(DATA begins)

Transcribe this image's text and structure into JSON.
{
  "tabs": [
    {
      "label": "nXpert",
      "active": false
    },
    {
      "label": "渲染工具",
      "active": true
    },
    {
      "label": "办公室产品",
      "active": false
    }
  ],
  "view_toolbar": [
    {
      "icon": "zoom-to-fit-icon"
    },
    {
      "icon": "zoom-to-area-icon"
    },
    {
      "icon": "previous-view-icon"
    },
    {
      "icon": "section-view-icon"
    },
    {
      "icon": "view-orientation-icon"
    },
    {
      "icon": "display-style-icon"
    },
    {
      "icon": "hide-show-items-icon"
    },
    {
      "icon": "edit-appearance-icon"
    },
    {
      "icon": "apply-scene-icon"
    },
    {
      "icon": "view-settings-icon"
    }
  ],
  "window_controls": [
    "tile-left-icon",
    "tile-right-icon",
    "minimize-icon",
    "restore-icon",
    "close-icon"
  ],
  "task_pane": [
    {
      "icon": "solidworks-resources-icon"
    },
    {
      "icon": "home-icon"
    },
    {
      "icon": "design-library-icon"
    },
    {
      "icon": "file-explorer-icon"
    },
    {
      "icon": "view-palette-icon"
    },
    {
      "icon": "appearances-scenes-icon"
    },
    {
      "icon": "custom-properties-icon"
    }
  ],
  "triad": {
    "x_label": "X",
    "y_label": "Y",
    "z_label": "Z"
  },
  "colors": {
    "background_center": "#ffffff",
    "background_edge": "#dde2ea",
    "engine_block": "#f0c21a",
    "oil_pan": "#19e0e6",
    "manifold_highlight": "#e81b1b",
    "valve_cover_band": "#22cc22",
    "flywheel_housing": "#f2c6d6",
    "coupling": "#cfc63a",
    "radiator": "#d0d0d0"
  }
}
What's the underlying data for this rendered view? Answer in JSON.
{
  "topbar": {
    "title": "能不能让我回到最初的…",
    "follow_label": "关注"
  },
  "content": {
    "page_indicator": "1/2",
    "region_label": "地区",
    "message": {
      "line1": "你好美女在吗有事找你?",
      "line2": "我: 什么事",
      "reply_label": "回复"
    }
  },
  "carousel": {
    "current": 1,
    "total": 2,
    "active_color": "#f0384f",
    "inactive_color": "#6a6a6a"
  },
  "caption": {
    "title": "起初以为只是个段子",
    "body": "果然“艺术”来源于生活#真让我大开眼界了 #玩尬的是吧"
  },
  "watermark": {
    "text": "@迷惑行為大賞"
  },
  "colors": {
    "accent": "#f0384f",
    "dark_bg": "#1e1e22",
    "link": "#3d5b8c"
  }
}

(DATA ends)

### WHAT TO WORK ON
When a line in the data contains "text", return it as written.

### ANSWER AREA
Transcribe this image's text and structure into JSON.
    "text": "@迷惑行為大賞"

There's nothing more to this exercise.